Māori world view
From the time of the first arrival of humans in New Zealand, people have tried to interpret the world around them. For Pākehā most of their ideas have come from outside, and there has been a continuous engagement with international ideas.
By contrast, the first settlers, the Māori, brought many concepts from the Pacific, and then developed those ideas in intellectual isolation for some 500 years after 1300. Their world view became highly specific to New Zealand.
The central principle was whakapapa, the view that the whole world, natural and human, was bound together by family relationships. The key event in this world view was the moment of creation when Ranginui, the sky father, and Papatūānuku, the earth mother, were separated by their children and light came into the world. The children represented elemental forces – the wind, the sea and the forests – which in turn gave birth to the multitude of life in the world. Māori called upon these divinities in their ritual and karakia.

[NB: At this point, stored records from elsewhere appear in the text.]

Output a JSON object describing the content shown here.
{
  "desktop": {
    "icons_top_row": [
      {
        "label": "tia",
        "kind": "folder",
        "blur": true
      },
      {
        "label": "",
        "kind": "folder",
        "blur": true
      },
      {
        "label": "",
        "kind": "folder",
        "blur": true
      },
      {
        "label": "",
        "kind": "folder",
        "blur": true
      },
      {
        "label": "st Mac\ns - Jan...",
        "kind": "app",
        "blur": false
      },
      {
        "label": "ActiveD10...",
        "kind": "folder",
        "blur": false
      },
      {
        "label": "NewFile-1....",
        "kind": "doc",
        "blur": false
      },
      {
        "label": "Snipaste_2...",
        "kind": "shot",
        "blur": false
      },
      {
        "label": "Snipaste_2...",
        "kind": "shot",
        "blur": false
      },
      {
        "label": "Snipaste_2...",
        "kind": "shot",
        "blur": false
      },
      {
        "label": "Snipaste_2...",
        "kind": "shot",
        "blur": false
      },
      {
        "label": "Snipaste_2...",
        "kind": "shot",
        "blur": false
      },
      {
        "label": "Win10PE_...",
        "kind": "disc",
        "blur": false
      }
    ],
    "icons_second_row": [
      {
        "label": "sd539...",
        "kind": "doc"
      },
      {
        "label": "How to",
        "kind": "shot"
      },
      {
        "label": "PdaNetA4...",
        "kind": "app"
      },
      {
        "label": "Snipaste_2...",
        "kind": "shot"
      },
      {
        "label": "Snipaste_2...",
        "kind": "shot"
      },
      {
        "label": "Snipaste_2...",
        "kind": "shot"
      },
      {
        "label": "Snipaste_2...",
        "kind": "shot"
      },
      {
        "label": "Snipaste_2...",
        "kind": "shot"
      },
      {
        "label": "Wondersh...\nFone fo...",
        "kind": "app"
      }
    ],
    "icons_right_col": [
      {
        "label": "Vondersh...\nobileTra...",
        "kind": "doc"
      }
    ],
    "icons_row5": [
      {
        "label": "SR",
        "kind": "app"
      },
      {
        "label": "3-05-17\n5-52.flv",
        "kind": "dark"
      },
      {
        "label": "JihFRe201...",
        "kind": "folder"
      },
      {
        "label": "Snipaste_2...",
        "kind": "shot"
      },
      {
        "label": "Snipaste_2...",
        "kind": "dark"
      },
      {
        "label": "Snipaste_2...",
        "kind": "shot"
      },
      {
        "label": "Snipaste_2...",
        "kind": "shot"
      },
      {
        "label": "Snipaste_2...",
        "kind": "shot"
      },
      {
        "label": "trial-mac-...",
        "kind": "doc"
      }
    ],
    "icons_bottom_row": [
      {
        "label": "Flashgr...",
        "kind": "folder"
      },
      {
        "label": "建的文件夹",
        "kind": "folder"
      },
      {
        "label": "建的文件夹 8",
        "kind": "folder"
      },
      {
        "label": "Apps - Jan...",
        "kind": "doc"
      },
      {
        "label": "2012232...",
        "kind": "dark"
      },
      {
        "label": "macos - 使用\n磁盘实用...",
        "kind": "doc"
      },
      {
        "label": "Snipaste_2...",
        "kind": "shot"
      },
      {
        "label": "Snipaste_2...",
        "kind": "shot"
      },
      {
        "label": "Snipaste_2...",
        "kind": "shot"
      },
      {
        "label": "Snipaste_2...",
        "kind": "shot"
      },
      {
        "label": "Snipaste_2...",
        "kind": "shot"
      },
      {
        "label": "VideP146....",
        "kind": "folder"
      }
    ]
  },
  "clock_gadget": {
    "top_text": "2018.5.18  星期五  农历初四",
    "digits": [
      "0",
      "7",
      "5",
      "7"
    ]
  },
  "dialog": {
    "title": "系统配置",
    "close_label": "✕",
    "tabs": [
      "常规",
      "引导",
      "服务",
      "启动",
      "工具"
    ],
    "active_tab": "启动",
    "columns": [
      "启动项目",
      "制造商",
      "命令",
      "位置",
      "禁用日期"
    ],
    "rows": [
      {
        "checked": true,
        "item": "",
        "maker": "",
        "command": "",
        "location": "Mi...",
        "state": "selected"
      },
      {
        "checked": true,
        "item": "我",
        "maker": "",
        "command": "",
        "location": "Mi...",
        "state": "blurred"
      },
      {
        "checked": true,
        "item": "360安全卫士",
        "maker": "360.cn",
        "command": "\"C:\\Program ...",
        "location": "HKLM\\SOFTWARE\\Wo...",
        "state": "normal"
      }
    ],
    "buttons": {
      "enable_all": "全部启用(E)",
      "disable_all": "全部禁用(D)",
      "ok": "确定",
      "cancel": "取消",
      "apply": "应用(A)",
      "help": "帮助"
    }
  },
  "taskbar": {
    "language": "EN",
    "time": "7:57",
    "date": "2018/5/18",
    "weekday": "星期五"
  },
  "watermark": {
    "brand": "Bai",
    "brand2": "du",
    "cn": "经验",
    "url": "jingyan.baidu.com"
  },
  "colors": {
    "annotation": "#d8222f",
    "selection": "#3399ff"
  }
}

Adapting European ideas
Once Pākehā arrived, Māori once more engaged intellectually with new ideas from outside. They were often highly creative in adapting western ideas for their own purposes.
- Western religious ideas of a Christian God were transformed into distinctive Māori faiths such as Ringatū and Rātana.
- Western ideas of governance led to such ideas as a Māori king and Māori parliaments.
- Anthropological theories were sometimes internalised into Māori traditions, such as the idea of a Great Fleet of canoes arriving in New Zealand from the Pacific around the same time.
Europeans coming to New Zealand brought beliefs and philosophies with them. After arriving they maintained a continuous engagement with the wider intellectual world through letters, books, newspapers and visitors from overseas. From 1769 there have been few, if any, wholly original New Zealand ideas. Ideas in New Zealand cannot be discussed without examining the great intellectual movements of the western world.
However, the particular characteristics of the land and people have led New Zealand thinkers to emphasise some ideas more than others, and develop them in distinctive directions. New Zealanders’ contribution has been more in the local application of international ideas than in the contribution of new or novel concepts – some of the world’s big ideas were given their own meaning in New Zealand.